Music in the Lobby: April 4

Music in the Lobby returns in April with a Spring Mix of classical, jazz and vocal music – provided by the students in the Mason School of Music Strings Department. Join us in Fenwick Lobby, April 4, 12:30 – 1:30 p.m.!  You could win a Fenwick Library study room to use during Spring Finals. Free refreshments courtesy of Argo Tea Cafe.

For more information, please contact Steve Gerber, sgerber@gmu.edu

Faculty: Apply for 2018-19 Fenwick Fellowship

University Libraries is now accepting applications for this year’s Fenwick Fellow competition. The Fellowship is awarded annually to a Mason faculty member to support a research project that uses and enhances the Libraries’ resources while advancing knowledge in his or her field. Read more: 2018-19 Fenwick Fellowship Announcement

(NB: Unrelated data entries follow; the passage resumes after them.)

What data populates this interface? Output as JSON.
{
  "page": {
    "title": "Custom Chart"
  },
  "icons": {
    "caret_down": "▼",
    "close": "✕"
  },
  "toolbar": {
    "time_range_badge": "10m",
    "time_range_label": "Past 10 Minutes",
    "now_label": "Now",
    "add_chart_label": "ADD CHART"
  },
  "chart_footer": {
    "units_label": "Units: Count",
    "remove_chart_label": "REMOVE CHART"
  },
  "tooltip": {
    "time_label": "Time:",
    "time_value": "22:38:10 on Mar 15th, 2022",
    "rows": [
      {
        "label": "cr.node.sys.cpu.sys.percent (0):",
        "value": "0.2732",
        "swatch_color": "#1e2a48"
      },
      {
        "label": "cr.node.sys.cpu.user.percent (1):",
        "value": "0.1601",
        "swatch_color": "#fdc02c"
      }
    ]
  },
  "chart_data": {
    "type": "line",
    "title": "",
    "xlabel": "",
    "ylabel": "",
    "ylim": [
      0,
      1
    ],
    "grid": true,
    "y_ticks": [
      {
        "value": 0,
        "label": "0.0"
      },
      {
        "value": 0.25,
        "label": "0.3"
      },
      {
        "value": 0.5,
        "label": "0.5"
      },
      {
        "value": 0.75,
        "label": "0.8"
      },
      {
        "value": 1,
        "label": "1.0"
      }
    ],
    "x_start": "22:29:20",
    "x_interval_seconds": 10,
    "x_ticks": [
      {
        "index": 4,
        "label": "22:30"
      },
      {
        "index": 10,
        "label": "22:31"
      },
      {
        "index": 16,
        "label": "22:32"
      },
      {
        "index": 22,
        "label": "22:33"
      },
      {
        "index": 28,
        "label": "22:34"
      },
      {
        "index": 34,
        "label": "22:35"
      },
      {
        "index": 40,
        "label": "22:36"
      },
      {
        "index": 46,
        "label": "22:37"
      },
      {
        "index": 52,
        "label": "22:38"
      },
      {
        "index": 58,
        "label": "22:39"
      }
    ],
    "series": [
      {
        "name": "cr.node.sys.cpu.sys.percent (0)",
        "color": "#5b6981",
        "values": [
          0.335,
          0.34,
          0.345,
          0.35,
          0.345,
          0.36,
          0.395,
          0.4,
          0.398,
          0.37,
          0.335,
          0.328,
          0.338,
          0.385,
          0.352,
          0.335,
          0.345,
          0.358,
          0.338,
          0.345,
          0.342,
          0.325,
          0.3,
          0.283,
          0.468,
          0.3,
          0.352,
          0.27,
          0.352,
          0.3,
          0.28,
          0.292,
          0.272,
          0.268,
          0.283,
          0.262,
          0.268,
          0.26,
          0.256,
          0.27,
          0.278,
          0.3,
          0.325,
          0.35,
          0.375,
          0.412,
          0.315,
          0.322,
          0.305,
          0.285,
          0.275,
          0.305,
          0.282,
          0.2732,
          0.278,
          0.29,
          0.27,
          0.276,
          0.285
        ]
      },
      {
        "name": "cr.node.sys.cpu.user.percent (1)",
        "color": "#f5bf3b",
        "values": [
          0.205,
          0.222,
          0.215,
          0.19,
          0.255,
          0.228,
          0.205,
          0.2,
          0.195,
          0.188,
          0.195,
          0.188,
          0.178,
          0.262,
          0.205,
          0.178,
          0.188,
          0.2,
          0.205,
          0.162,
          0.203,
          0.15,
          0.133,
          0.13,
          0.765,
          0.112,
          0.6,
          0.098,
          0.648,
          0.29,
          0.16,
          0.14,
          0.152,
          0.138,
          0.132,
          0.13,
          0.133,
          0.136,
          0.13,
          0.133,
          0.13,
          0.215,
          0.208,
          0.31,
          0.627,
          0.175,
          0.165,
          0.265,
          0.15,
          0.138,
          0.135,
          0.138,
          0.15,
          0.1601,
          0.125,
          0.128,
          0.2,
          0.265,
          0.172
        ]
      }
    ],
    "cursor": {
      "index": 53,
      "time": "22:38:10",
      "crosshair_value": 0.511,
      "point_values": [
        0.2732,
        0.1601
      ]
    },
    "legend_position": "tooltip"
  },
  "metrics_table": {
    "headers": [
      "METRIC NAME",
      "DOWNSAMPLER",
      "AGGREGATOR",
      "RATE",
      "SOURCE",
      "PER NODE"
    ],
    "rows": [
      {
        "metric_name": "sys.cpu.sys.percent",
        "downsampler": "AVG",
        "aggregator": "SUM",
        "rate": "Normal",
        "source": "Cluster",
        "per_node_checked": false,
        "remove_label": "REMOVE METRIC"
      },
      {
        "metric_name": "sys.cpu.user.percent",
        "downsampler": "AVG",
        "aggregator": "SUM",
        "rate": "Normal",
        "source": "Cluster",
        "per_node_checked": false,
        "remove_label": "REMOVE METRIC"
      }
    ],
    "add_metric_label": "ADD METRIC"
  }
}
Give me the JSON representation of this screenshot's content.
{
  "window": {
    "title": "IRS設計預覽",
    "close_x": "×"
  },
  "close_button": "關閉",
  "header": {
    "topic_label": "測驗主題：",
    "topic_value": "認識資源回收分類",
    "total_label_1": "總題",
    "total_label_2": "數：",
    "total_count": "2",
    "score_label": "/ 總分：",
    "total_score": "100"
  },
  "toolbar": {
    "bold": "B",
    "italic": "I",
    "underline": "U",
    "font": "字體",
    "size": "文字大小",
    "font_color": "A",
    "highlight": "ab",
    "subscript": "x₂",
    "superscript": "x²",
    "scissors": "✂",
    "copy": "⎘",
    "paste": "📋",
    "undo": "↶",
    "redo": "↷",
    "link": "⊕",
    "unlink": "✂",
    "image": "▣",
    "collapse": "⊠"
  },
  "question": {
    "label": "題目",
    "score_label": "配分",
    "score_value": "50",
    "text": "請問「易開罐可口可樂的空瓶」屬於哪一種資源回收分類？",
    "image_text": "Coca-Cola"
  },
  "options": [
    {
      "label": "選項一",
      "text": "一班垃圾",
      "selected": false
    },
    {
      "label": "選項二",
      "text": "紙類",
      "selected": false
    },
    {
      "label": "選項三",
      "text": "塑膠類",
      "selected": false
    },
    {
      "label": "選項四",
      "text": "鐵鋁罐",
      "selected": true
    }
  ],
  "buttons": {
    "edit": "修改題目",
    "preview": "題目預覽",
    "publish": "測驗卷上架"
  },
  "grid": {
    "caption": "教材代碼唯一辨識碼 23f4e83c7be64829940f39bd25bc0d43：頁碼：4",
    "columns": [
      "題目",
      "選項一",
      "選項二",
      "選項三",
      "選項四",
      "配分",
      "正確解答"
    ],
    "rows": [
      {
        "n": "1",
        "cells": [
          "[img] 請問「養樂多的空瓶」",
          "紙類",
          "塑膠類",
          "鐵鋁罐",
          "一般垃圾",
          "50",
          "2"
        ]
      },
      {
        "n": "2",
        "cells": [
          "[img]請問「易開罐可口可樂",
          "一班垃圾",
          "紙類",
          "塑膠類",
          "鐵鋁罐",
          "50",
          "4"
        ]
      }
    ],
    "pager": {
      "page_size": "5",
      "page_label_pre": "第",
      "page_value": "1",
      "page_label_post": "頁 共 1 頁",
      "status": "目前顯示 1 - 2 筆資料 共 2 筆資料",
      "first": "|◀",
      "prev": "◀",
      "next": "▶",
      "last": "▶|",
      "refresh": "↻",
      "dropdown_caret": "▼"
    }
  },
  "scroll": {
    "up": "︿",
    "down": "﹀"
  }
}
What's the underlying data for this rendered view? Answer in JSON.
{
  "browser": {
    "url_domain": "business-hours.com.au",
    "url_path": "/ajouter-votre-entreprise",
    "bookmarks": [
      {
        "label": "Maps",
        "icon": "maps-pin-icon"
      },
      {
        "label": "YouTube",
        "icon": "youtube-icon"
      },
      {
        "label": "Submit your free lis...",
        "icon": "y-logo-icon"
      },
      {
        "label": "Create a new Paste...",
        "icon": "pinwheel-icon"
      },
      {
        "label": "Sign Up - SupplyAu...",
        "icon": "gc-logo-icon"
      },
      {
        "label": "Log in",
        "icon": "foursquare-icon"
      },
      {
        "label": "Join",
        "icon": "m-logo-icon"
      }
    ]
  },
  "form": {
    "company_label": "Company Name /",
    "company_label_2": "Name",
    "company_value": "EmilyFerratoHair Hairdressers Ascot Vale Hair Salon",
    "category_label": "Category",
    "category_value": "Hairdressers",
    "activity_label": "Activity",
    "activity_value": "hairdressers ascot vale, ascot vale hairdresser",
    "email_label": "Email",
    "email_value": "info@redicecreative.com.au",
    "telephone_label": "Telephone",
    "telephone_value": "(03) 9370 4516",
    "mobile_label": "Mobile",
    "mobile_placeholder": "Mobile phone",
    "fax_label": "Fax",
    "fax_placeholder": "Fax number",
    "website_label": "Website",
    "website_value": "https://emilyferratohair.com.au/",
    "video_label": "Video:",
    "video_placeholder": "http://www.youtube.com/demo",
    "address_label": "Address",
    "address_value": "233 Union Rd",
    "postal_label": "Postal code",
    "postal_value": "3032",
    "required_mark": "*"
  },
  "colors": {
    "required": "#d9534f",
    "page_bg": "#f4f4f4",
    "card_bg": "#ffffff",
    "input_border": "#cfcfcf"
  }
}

Up to two Fellowships of $5,000 each may be awarded; expanded program guidelines include funding for an additional fellowship for a project proposal that specifically aligns with the Libraries’ activities in the area of digital scholarship.

Application deadline is Monday, May 7, 2018. The awardee(s) will be announced at the start of the Fall academic term. University Libraries sponsor a public lecture by each Fenwick Fellow in the Spring term following the completed fellowship.

For more information, please contact Debra Hogan, dhogan1 at gmu.edu

Research Reflections: Dr. Alexander Monea

On March 29, join us in 2001 Fenwick Library from 2 to 3:30 p.m. Dr. Alexander Monea, Assistant Professor serving jointly in George Mason’s English Department and Cultural Studies Department, will present “I Know It When I See It” – An Overview of Google’s Safe Search & the Politics of Automating Judgment. In this presentation, he refers to such “I-know-it-when-I-see-it” concepts as extra-linguistic concepts because they contain an intuitive, inductive, and/or felt component in the classificatory logic that affords their generalization. This paper argues that contemporary machine learning applications have successfully operationalized this classificatory logic at mass scale, and he looks to Google’s work to filter Not Safe For Work (NSFW) images as a particularly compelling success story.

This presentation continues the Mason Libraries’ new Research Reflections series.